As with the K-3 II, there's a boost to detail resolution and an improvement in colour gradation when the K-1's Pixel Shift Resolution system is employed, but it's only just visible in images viewed at 100%. The impact is subtle, and there's a significant boost in file size (but not image size), with raw files typically jumping from around 43MB to 155MB.
As promised by Pentax, activating the Motion Correction option enables both handheld shooting and the capture of scenes containing moving objects. Without Motion Correction the moving water of a river is flecked red, green and blue, but with it the water looks natural.
I shot a wide range of subjects during my testing, and I didn't come across any instances when I needed to use the AA filter simulator system.

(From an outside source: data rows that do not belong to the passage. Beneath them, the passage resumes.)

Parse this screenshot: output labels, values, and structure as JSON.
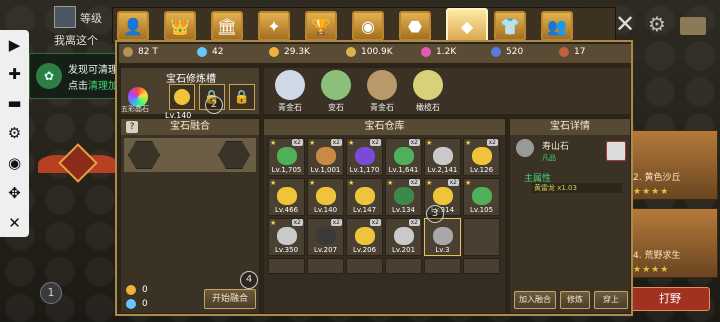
{
  "background": {
    "level_label": "等级",
    "subtitle": "我离这个",
    "cards": [
      {
        "caption": "2. 黄色沙丘",
        "stars": "★★★★"
      },
      {
        "caption": "4. 荒野求生",
        "stars": "★★★★"
      }
    ],
    "fight_label": "打野",
    "marker": "1"
  },
  "float_toolbar": {
    "items": [
      "play-icon",
      "plus-icon",
      "minus-icon",
      "gear-icon",
      "eye-off-icon",
      "move-icon",
      "close-icon"
    ]
  },
  "notice": {
    "line1": "发现可清理项",
    "line2_prefix": "点击",
    "line2_link": "清理加速"
  },
  "top_tabs": [
    {
      "name": "hero-tab",
      "glyph": "👤",
      "active": false
    },
    {
      "name": "crown-tab",
      "glyph": "👑",
      "active": false
    },
    {
      "name": "building-tab",
      "glyph": "🏛",
      "active": false
    },
    {
      "name": "star-tab",
      "glyph": "✦",
      "active": false
    },
    {
      "name": "trophy-tab",
      "glyph": "🏆",
      "active": false
    },
    {
      "name": "eye-tab",
      "glyph": "◉",
      "active": false
    },
    {
      "name": "gem-tab",
      "glyph": "⬣",
      "active": false
    },
    {
      "name": "gemstone-tab",
      "glyph": "◆",
      "active": true
    },
    {
      "name": "shirt-tab",
      "glyph": "👕",
      "active": false
    },
    {
      "name": "friends-tab",
      "glyph": "👥",
      "active": false
    }
  ],
  "resources": [
    {
      "name": "power",
      "value": "82 T",
      "color": "#b39358"
    },
    {
      "name": "diamond",
      "value": "42",
      "color": "#66c6ff"
    },
    {
      "name": "gold",
      "value": "29.3K",
      "color": "#f2b13a"
    },
    {
      "name": "crystal",
      "value": "100.9K",
      "color": "#d8b54a"
    },
    {
      "name": "flower",
      "value": "1.2K",
      "color": "#e45ab3"
    },
    {
      "name": "stone",
      "value": "520",
      "color": "#5a7bd8"
    },
    {
      "name": "chest",
      "value": "17",
      "color": "#c2613a"
    }
  ],
  "slots": {
    "title": "宝石修炼槽",
    "level": "Lv.140",
    "caption": "五彩晶石",
    "marker": "2"
  },
  "samples": [
    {
      "name": "青金石",
      "color": "#cfd9e6"
    },
    {
      "name": "变石",
      "color": "#8bbf7c"
    },
    {
      "name": "青金石",
      "color": "#b8996a"
    },
    {
      "name": "橄榄石",
      "color": "#d9d07a"
    }
  ],
  "fusion": {
    "title": "宝石融合",
    "help": "?",
    "gold_count": "0",
    "diamond_count": "0",
    "fuse_label": "开始融合",
    "marker": "4"
  },
  "warehouse": {
    "title": "宝石仓库",
    "marker": "3",
    "items": [
      {
        "lv": "Lv.1,705",
        "color": "#4fb05a",
        "star": true,
        "badge": "x2"
      },
      {
        "lv": "Lv.1,001",
        "color": "#c98a46",
        "star": true,
        "badge": "x2"
      },
      {
        "lv": "Lv.1,170",
        "color": "#7a4ad8",
        "star": true,
        "badge": "x2"
      },
      {
        "lv": "Lv.1,641",
        "color": "#4fb05a",
        "star": false,
        "badge": "x2"
      },
      {
        "lv": "Lv.2,141",
        "color": "#c9c9c9",
        "star": true,
        "badge": ""
      },
      {
        "lv": "Lv.126",
        "color": "#f0c43a",
        "star": true,
        "badge": "x2"
      },
      {
        "lv": "Lv.466",
        "color": "#f0c43a",
        "star": true,
        "badge": ""
      },
      {
        "lv": "Lv.140",
        "color": "#f0c43a",
        "star": true,
        "badge": ""
      },
      {
        "lv": "Lv.147",
        "color": "#f0c43a",
        "star": true,
        "badge": ""
      },
      {
        "lv": "Lv.134",
        "color": "#3c8a4a",
        "star": true,
        "badge": "x2"
      },
      {
        "lv": "Lv.314",
        "color": "#f0c43a",
        "star": true,
        "badge": "x2"
      },
      {
        "lv": "Lv.105",
        "color": "#4fb05a",
        "star": true,
        "badge": ""
      },
      {
        "lv": "Lv.350",
        "color": "#c9c9c9",
        "star": true,
        "badge": "x2"
      },
      {
        "lv": "Lv.207",
        "color": "#3a3a3a",
        "star": false,
        "badge": "x2"
      },
      {
        "lv": "Lv.206",
        "color": "#f0c43a",
        "star": false,
        "badge": "x2"
      },
      {
        "lv": "Lv.201",
        "color": "#c9c9c9",
        "star": false,
        "badge": "x2"
      },
      {
        "lv": "Lv.3",
        "color": "#a8a8a8",
        "star": false,
        "badge": "",
        "selected": true
      },
      {
        "lv": "",
        "color": "",
        "star": false,
        "badge": ""
      }
    ]
  },
  "detail": {
    "title": "宝石详情",
    "name": "寿山石",
    "grade": "凡品",
    "attr_title": "主属性",
    "attr_value": "黄雷龙 x1.03",
    "buttons": [
      "加入融合",
      "修炼",
      "穿上"
    ]
  }
}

Pentax cameras and lenses aren't the natural choice of sports photographers, as they're not known for their automatic focusing speed. With the right lens the K-1's AF system can be pretty snappy, but it can't keep up with children moving around quickly, or a bounding dog. I shot several sequences of images of a dog running towards me, and even though the active focus point was on the dog's face, the sharp point is further down its body – if the dog slowed to a walk the K-1 was able to keep up.
Switching to live view mode, the contrast detection system delivers a typical non-hybrid focusing SLR experience – it's slow, and adjusts backwards and forwards before settling on the target. Anyone shooting video is advised to stick with manual focusing if they need to adjust focus during recording.
In other respects the K-1 produces high-quality video footage, with good detail levels and pleasant colours.
The K-1's Multi-segment metering system can be a little unpredictable – in some instances it produces perfect exposures with no intervention, but on other occasions fairly extreme exposure adjustment is required. When shooting a peacock against a background of sunlit grass, for example, I found I had to dial in +1.7EV compensation to get the bird anywhere close to correctly exposed; even switching to centre-weighted metering didn't solve the problem.